Our newest book, which includes Arizona Highways iconic photography and maps, is sorted by region and is written for car-campers and families. Detailed information about accessibilty, amenities and fees is included for each campground.
In a town where steakhouses and Mexican restaurants are the norm, Salt Restaurant
and Wine Bar stands out as something different, with an ultra-modern atmosphere
and a menu that includes risotto and lobster with puréed asparagus.
By Noah Austin
PINETOP-LAKESIDE “Not everyone here wears flannel,” Rica Girardi says with a laugh.

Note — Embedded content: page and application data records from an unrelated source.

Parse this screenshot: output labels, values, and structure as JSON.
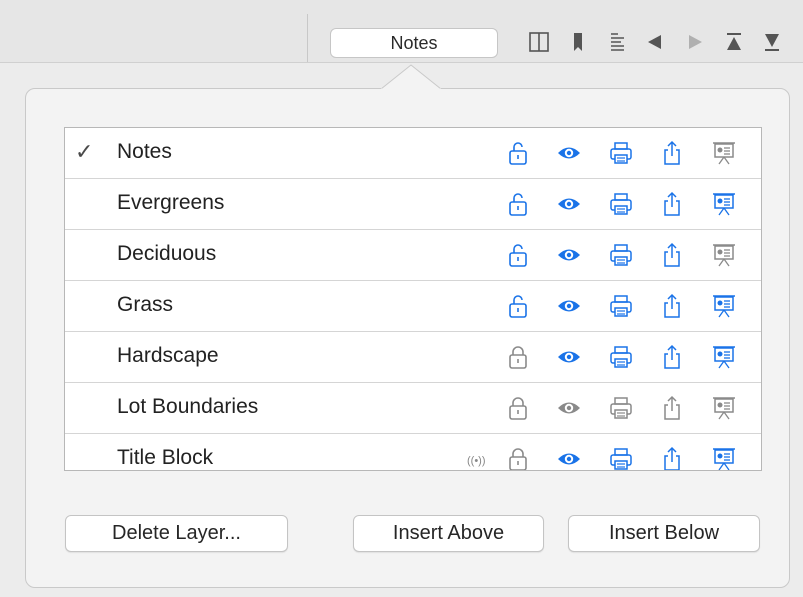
{
  "toolbar": {
    "popup_label": "Notes",
    "icons": [
      "columns-icon",
      "bookmark-icon",
      "text-align-icon",
      "back-icon",
      "forward-icon",
      "move-to-top-icon",
      "move-to-bottom-icon"
    ]
  },
  "layers": [
    {
      "name": "Notes",
      "checked": true,
      "lock": "unlocked",
      "visible": "on",
      "print": "on",
      "export": "on",
      "present": "off",
      "sync": false
    },
    {
      "name": "Evergreens",
      "checked": false,
      "lock": "unlocked",
      "visible": "on",
      "print": "on",
      "export": "on",
      "present": "on",
      "sync": false
    },
    {
      "name": "Deciduous",
      "checked": false,
      "lock": "unlocked",
      "visible": "on",
      "print": "on",
      "export": "on",
      "present": "off",
      "sync": false
    },
    {
      "name": "Grass",
      "checked": false,
      "lock": "unlocked",
      "visible": "on",
      "print": "on",
      "export": "on",
      "present": "on",
      "sync": false
    },
    {
      "name": "Hardscape",
      "checked": false,
      "lock": "locked",
      "visible": "on",
      "print": "on",
      "export": "on",
      "present": "on",
      "sync": false
    },
    {
      "name": "Lot Boundaries",
      "checked": false,
      "lock": "locked",
      "visible": "off",
      "print": "off",
      "export": "off",
      "present": "off",
      "sync": false
    },
    {
      "name": "Title Block",
      "checked": false,
      "lock": "locked",
      "visible": "on",
      "print": "on",
      "export": "on",
      "present": "on",
      "sync": true
    }
  ],
  "checkmark_glyph": "✓",
  "sync_glyph": "((•))",
  "buttons": {
    "delete": "Delete Layer...",
    "insert_above": "Insert Above",
    "insert_below": "Insert Below"
  },
  "colors": {
    "accent": "#1a73e8",
    "inactive": "#8a8a8a"
  }
}
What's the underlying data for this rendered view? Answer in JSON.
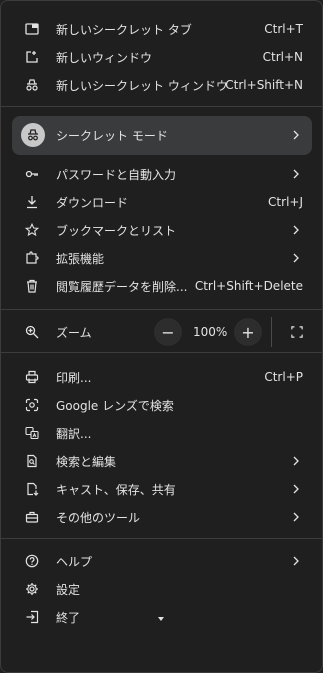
{
  "menu": {
    "new_incognito_tab": {
      "label": "新しいシークレット タブ",
      "shortcut": "Ctrl+T",
      "icon": "new-tab-icon"
    },
    "new_window": {
      "label": "新しいウィンドウ",
      "shortcut": "Ctrl+N",
      "icon": "new-window-icon"
    },
    "new_incognito_window": {
      "label": "新しいシークレット ウィンドウ",
      "shortcut": "Ctrl+Shift+N",
      "icon": "incognito-icon"
    },
    "incognito_mode": {
      "label": "シークレット モード",
      "icon": "incognito-avatar-icon"
    },
    "passwords": {
      "label": "パスワードと自動入力",
      "icon": "key-icon"
    },
    "downloads": {
      "label": "ダウンロード",
      "shortcut": "Ctrl+J",
      "icon": "download-icon"
    },
    "bookmarks": {
      "label": "ブックマークとリスト",
      "icon": "star-icon"
    },
    "extensions": {
      "label": "拡張機能",
      "icon": "extension-icon"
    },
    "clear_data": {
      "label": "閲覧履歴データを削除...",
      "shortcut": "Ctrl+Shift+Delete",
      "icon": "trash-icon"
    },
    "zoom": {
      "label": "ズーム",
      "value": "100%",
      "minus": "−",
      "plus": "+",
      "icon": "zoom-icon"
    },
    "print": {
      "label": "印刷...",
      "shortcut": "Ctrl+P",
      "icon": "print-icon"
    },
    "lens": {
      "label": "Google レンズで検索",
      "icon": "lens-icon"
    },
    "translate": {
      "label": "翻訳...",
      "icon": "translate-icon"
    },
    "find_edit": {
      "label": "検索と編集",
      "icon": "find-icon"
    },
    "cast_save_share": {
      "label": "キャスト、保存、共有",
      "icon": "cast-save-icon"
    },
    "more_tools": {
      "label": "その他のツール",
      "icon": "toolbox-icon"
    },
    "help": {
      "label": "ヘルプ",
      "icon": "help-icon"
    },
    "settings": {
      "label": "設定",
      "icon": "gear-icon"
    },
    "exit": {
      "label": "終了",
      "icon": "exit-icon"
    }
  },
  "colors": {
    "background": "#1f1f1f",
    "highlight": "#3a3b3d",
    "text": "#e3e3e3",
    "separator": "#3c3c3c"
  }
}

Girardi, a longtime Pinetop-Lakeside resident, wanted to give the town something pointedly different from the steakhouses and Mexican restaurants that are so common in this rustic White Mountains community. In May 2012, she and Rich Crockett opened Salt Restaurant and Wine Bar on the town’s main drag. And, on a Wednesday evening, there’s no flannel in sight.
Salt’s ultra-modern atmosphere — soft lighting, exposed ceiling beams and a jazz trio playing in the corner — is unusual in Pinetop-Lakeside, and that’s the whole point. But the décor and the entertainment would feel like window dressing if the food didn’t match that fish-out-of-water vibe.
For that, Girardi turned to executive chef Spencer Gorman-Prow, a Chicago native who worked at restaurants in Cape Cod, Massachusetts, and Athens, Georgia, before coming to Arizona. Gorman-Prow’s menu includes old favorites with unique twists — so unique, he and Girardi say, that they sometimes butt heads. “But we make it work,” he says.
If the chicken and waffles are any indication, he’s right. Perfectly fried chicken breast is paired with light, airy herb waffles topped with a spicy honey that provides an unexpected kick. Combined with a beer from Arizona’s Four Peaks or Nimbus breweries, or with a selection from Salt’s extensive wine list, it’s a can’t-miss guilty pleasure.
Other favorites include a pork belly appetizer that’s served with a balsamic reduction and honey ricotta; risotto and lobster, with puréed asparagus; and Salt’s cheeseburger, topped with crispy prosciutto, pears and fontina cheese, and served on a toasted fennel bun. That one’s served with polenta fries, which are garnished with Parmesan and fresh herbs.
But Gorman-Prow has something for steak-lovers, too: “The Filet,” served with a truffle mushroom and faro risotto, has been a huge hit among the locals. “I’ve had people tell me it’s the best steak they’ve ever had,” he says.
The menu has evolved since Salt opened, and the clientele has followed suit. The jazz trio plays every Wednesday and attracts a devoted following of diners who tap their feet along with the beat. And patio seating is popular during the warm summer months, when business really heats up.
So, why the name “Salt”? The answer, predictably, goes back to a desire to break the mold in Pinetop-Lakeside.
“I wish I had some grandiose story,” Girardi says, “but I just wanted something different. Plus, people put salt on everything.”